Thirty Years Living in France: Where it All Began
The Paris metro at rush hour on Monday mornings is as soul sucking as any public transportation system in any metropolis, maybe more so because we know what we’re missing on the surface. As often as I can, I take the bus to see the sights, and to feel the thrill of being a tourist again, although I haven’t been one for 30 years now.
In 1988 I boarded an Air France red-eye from JFK to Charles de Gaulle and met a flight attendant who would become my second husband. Paris has always been a sexy place. I wouldn’t have moved here had hormones not been involved.
We were married for 13 years; 13 is a lucky number in France, but in this case American superstition won out. I put our break-up down to “cultural differences”, especially our differences about infidelity. During the time we were together, however, I learned French, got work and became Parisian. His grandmother once said to my parents that if we were to divorce one day, she was sure that I would stay on, so completely had I embraced the French way of life. She was right.
Paris has always been a sexy place. I wouldn’t have moved here had hormones not been involved.
I’ve had several careers, relationships have started and ended, but the one constant in my life has been the 10th arrondissement. My Parisian identity has been glued to the blocks around the Canal Saint Martin for more than half of my life. I have the same sense of homesickness for the rue du Faubourg St Martin and its adjoining streets as I have for where I grew up in Southern California. I get around instinctively and I’m confused when shops and cafés change ownership.
My neighborhood was once populaire, which is a word that the French call a faux ami. It looks and sounds like a word in another language, but it doesn’t have the same meaning. So, populaire, rather than meaning trendy, means working-class and culturally mixed. Now it has become popular in the trendy sense of the word.
The Valmy was the first sign that the quartier was changing. In the early ’90s it went from a café with blaring neon lights and linoleum flooring to bohemian bourgeois overnight, complete with a custom-made mosaic bar and exhibitions by wannabe artists. Long gone the chain-smoking, hookah puffing clientele of the canal where it wasn’t safe to walk at night. The bobos had arrived.
I don’t have an elevator pitch explanation for why I’ve been living in France for so long.
This was not an invasion by outsiders come to gentrify the neighborhood.

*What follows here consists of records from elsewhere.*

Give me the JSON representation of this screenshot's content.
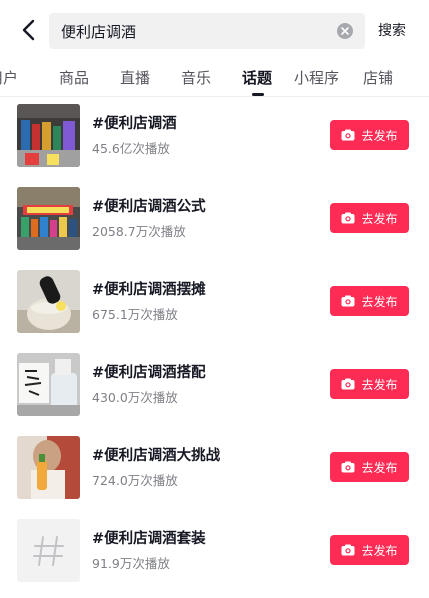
{
  "header": {
    "back_icon": "chevron-left-icon",
    "search_value": "便利店调酒",
    "clear_icon": "clear-circle-icon",
    "search_button_label": "搜索"
  },
  "tabs": [
    {
      "label": "用户"
    },
    {
      "label": "商品"
    },
    {
      "label": "直播"
    },
    {
      "label": "音乐"
    },
    {
      "label": "话题"
    },
    {
      "label": "小程序"
    },
    {
      "label": "店铺"
    }
  ],
  "active_tab": "话题",
  "results": [
    {
      "title": "#便利店调酒",
      "plays": "45.6亿次播放",
      "button_label": "去发布",
      "button_icon": "camera-icon"
    },
    {
      "title": "#便利店调酒公式",
      "plays": "2058.7万次播放",
      "button_label": "去发布",
      "button_icon": "camera-icon"
    },
    {
      "title": "#便利店调酒摆摊",
      "plays": "675.1万次播放",
      "button_label": "去发布",
      "button_icon": "camera-icon"
    },
    {
      "title": "#便利店调酒搭配",
      "plays": "430.0万次播放",
      "button_label": "去发布",
      "button_icon": "camera-icon"
    },
    {
      "title": "#便利店调酒大挑战",
      "plays": "724.0万次播放",
      "button_label": "去发布",
      "button_icon": "camera-icon"
    },
    {
      "title": "#便利店调酒套装",
      "plays": "91.9万次播放",
      "button_label": "去发布",
      "button_icon": "camera-icon"
    }
  ],
  "colors": {
    "accent": "#fe2c55",
    "text_primary": "#161823",
    "text_secondary": "#7f8087",
    "search_bg": "#f1f1f2"
  }
}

The management was taken over by the sons of the hard working Berber Algerian owner who had several establishments around town. Those boys could see into the future. I only entered it once while it was still run by the father, to ask for change for the newly installed parking meters. In spite of their cordial welcome, I quickly realized that not many, if any, women crossed that threshold. That would change when the sons took charge.
The canal is now a hipster hub. There are cafés, juice bars and sushi restaurants. On weekend nights the banks are lined with young people drinking and picnicking. On Sunday it’s closed to traffic and bike riders and joggers abound. (I never saw a French person jog until five years ago). Yoga studios are opening up on every block, much to my pleasant surprise.

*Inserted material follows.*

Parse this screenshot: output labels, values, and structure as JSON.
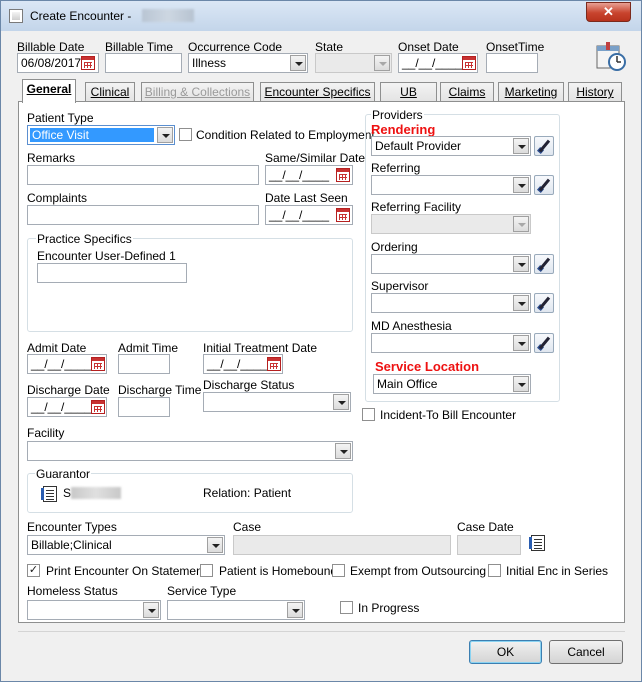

The energy feels more urban that it used to, except when I go out early on Sunday morning to do my shopping. I stop into the Valmy for a café crème and watch young families have an orange pressé at tables where students were drinking the latest IPA until 2 a.m. the night before. The flexibility of the Parisian café, catering to each type of client at any time of day, continues. The generations mingle and neighbors from all walks of life still meet.

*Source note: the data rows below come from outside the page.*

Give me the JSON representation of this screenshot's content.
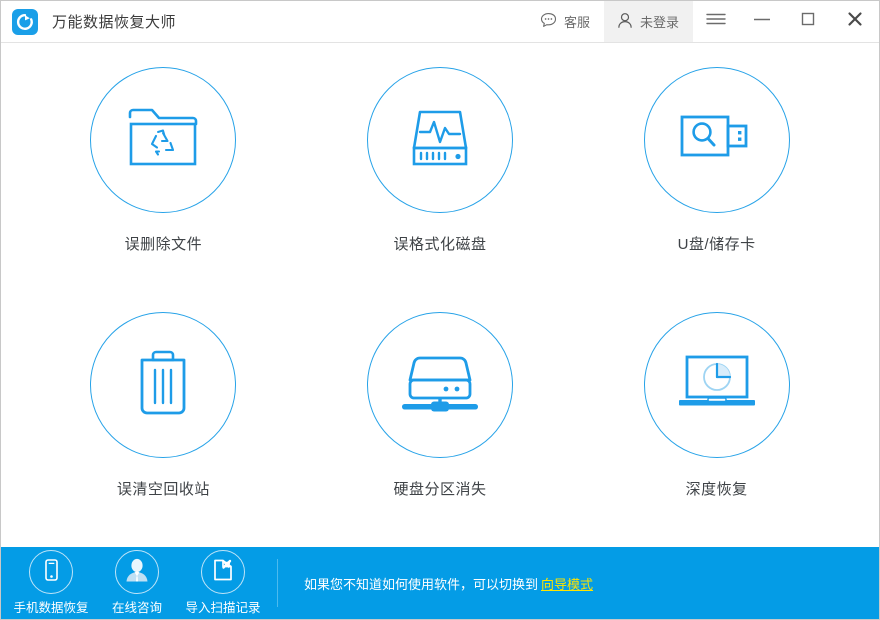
{
  "window": {
    "title": "万能数据恢复大师",
    "logo_icon": "refresh-circle-logo"
  },
  "titlebar": {
    "service": {
      "label": "客服",
      "icon": "chat-bubble-icon"
    },
    "login": {
      "label": "未登录",
      "icon": "user-icon"
    },
    "menu": {
      "icon": "hamburger-menu-icon"
    },
    "minimize": {
      "icon": "minimize-icon"
    },
    "maximize": {
      "icon": "maximize-icon"
    },
    "close": {
      "icon": "close-icon"
    }
  },
  "colors": {
    "accent": "#0a9ce6",
    "icon_blue": "#1e9ce8",
    "label_text": "#3f4347",
    "link_yellow": "#ffe400",
    "bottom_bar": "#049ce6"
  },
  "features": [
    {
      "label": "误删除文件",
      "icon": "folder-recycle-icon"
    },
    {
      "label": "误格式化磁盘",
      "icon": "harddisk-pulse-icon"
    },
    {
      "label": "U盘/储存卡",
      "icon": "usb-search-icon"
    },
    {
      "label": "误清空回收站",
      "icon": "trash-bin-icon"
    },
    {
      "label": "硬盘分区消失",
      "icon": "external-drive-icon"
    },
    {
      "label": "深度恢复",
      "icon": "laptop-scan-icon"
    }
  ],
  "bottombar": {
    "tools": [
      {
        "label": "手机数据恢复",
        "icon": "mobile-phone-icon"
      },
      {
        "label": "在线咨询",
        "icon": "person-avatar-icon"
      },
      {
        "label": "导入扫描记录",
        "icon": "import-document-icon"
      }
    ],
    "hint_text": "如果您不知道如何使用软件，可以切换到",
    "hint_link": "向导模式"
  }
}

Although I still have a sentimental attachment to the U.S., I no longer identify with a nationality. The world has become a smaller place because I have two countries to call home.
Paris has changed and it has changed me. I’m not the person I would have been had I stayed in the States. I don’t have an elevator pitch explanation for why I’ve been here for so long. I was adventurous by nature before I moved. But it’s possible that I’ve been more receptive to new opportunities because I took that first big step to live in a country other than that in which I was born.
Paris has always offered me experiences that I’ve found difficult to refuse. Being bilingual has opened doors in my professional and private lives. It has also made me more confident in the world and, I believe, more open-minded. Although I still have a sentimental attachment to the U.S., I no longer identify with a nationality. The world has become a smaller place because I have two countries to call home.
When I arrived, the city seemed huge and busy and incomprehensible. Now it feels familiar and comfortable. At times I have a melancholic moment when I see a beloved, historic building has become a frenchified version of a Brooklyn bistro. Then I stroll through the Luxembourg gardens at lunchtime in autumn and see kids lounging on the park benches and I realize that they are just like their parents once were. Parisians will always have the same nonchalant confidence. And the city’s blend of beauty and grittiness that has existed since long before my discovery of its complex layers will always intrigue and seduce me.
I recently dined with a friend who lived here for a while 10 years ago. She told me that Paris is a place where she comes back to measure and re-evaluate the dreams of her youth. I can do that everyday.
Thirty Years Living in France: Where it All Began